Airtable Gallery

The next format Airtable allows is a gallery view. Again this takes the same data from the grid view and just makes it look more visually appealing. In the gallery example, this is best when there are pictures to show off. Someone would use a gallery when wanting to show off a portfolio or sell items. It’s less for organization and more for presentation. If someone clicked on any of the pictures, the data would populate on the screen, and show the data that would be in the grid.

The KanBan View

The last view that the data can be displayed in is the KanBan view. This is mainly for productivity and to-do list type things. If someone uses Airtable as a to-do list abut they want to have a more visual way to show they are getting things done, they can use the KanBan view. This is pretty much the same functionality of Trello alone. But this is why Airtable is supreme to most of its competitors.

Airtable Started With Data And Is Building Up

Airtable is a powerful software because it started off with the most important part of any app, the data. It built a beautiful, and functional database tool that anyone can use. Now, they are able to create functionality on top of it so that people can manipulate data or view it differently, depending on their use case.

Up to this point, I’ve shown you what Airtable is today, and what it has been for years. I encourage you to try it out for yourself and give it a shot. You may find that it fits your use case perfectly. My next post will cover advanced Airtable functions like Zapier integrations, Airtable apps, and automations. These require a base level of Airtable knowledge, which is why I wrote this basic guide first before we dive into more advanced topics.

As they work on their Zapier integrations, as well as build out their own internal app functionality, Airtable will soon be competing with Webflow more than they are competing with Excel.

Want to dive into Airtable for your specific use case? Don’t want to wait for the next post on the advanced functionalities of Airtable? Come to our No Code Office Hour series in Forward Thinking City.
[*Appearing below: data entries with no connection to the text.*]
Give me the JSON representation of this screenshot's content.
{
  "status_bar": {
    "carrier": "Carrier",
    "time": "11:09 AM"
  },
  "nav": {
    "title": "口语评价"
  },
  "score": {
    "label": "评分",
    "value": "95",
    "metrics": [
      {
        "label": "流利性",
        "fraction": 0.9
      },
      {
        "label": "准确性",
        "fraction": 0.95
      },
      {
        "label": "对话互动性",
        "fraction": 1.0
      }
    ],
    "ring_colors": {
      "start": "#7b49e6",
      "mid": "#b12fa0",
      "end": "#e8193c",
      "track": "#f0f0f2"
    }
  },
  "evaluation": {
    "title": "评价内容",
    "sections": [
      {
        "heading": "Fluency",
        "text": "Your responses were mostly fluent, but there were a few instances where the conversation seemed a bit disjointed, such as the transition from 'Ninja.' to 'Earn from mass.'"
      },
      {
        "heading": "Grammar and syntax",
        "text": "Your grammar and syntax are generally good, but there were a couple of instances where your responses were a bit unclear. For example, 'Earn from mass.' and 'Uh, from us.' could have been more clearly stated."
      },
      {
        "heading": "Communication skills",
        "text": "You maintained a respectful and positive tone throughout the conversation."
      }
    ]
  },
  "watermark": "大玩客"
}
As part of your $20/mo membership, you can get up to two sessions working in a small group on no code problems and solutions. RSVP to no code office hours here.